▶ DIRECTIONS
Return the material exactly. Every line must stay as it is.

▶ DATA FOR THIS EXERCISE
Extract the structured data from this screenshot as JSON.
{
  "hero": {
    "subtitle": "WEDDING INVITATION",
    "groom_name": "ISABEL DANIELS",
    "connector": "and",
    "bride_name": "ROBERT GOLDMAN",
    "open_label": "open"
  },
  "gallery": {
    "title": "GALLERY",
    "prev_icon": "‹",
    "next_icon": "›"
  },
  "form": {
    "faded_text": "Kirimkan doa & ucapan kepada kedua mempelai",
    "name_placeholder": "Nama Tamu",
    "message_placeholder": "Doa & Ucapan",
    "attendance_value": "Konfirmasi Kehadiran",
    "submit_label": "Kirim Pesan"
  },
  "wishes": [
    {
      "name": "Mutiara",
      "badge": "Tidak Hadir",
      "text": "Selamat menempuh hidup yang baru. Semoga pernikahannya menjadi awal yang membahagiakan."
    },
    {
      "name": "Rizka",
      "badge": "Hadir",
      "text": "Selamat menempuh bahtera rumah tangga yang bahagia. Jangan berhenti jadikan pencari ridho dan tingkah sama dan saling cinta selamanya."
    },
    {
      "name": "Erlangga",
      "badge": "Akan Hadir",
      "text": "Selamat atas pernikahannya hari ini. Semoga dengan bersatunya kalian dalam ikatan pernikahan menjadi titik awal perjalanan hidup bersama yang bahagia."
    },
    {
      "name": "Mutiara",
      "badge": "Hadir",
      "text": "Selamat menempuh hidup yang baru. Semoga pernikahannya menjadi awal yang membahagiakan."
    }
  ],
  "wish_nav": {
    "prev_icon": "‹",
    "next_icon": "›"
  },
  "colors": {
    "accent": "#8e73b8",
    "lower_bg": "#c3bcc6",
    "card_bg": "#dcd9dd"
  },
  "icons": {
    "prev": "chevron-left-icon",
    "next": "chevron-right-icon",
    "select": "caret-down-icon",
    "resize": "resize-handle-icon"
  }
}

▶ EXERCISE RESPONSE
Extract the structured data from this screenshot as JSON.
{
  "hero": {
    "subtitle": "WEDDING INVITATION",
    "groom_name": "ISABEL DANIELS",
    "connector": "and",
    "bride_name": "ROBERT GOLDMAN",
    "open_label": "open"
  },
  "gallery": {
    "title": "GALLERY",
    "prev_icon": "‹",
    "next_icon": "›"
  },
  "form": {
    "faded_text": "Kirimkan doa & ucapan kepada kedua mempelai",
    "name_placeholder": "Nama Tamu",
    "message_placeholder": "Doa & Ucapan",
    "attendance_value": "Konfirmasi Kehadiran",
    "submit_label": "Kirim Pesan"
  },
  "wishes": [
    {
      "name": "Mutiara",
      "badge": "Tidak Hadir",
      "text": "Selamat menempuh hidup yang baru. Semoga pernikahannya menjadi awal yang membahagiakan."
    },
    {
      "name": "Rizka",
      "badge": "Hadir",
      "text": "Selamat menempuh bahtera rumah tangga yang bahagia. Jangan berhenti jadikan pencari ridho dan tingkah sama dan saling cinta selamanya."
    },
    {
      "name": "Erlangga",
      "badge": "Akan Hadir",
      "text": "Selamat atas pernikahannya hari ini. Semoga dengan bersatunya kalian dalam ikatan pernikahan menjadi titik awal perjalanan hidup bersama yang bahagia."
    },
    {
      "name": "Mutiara",
      "badge": "Hadir",
      "text": "Selamat menempuh hidup yang baru. Semoga pernikahannya menjadi awal yang membahagiakan."
    }
  ],
  "wish_nav": {
    "prev_icon": "‹",
    "next_icon": "›"
  },
  "colors": {
    "accent": "#8e73b8",
    "lower_bg": "#c3bcc6",
    "card_bg": "#dcd9dd"
  },
  "icons": {
    "prev": "chevron-left-icon",
    "next": "chevron-right-icon",
    "select": "caret-down-icon",
    "resize": "resize-handle-icon"
  }
}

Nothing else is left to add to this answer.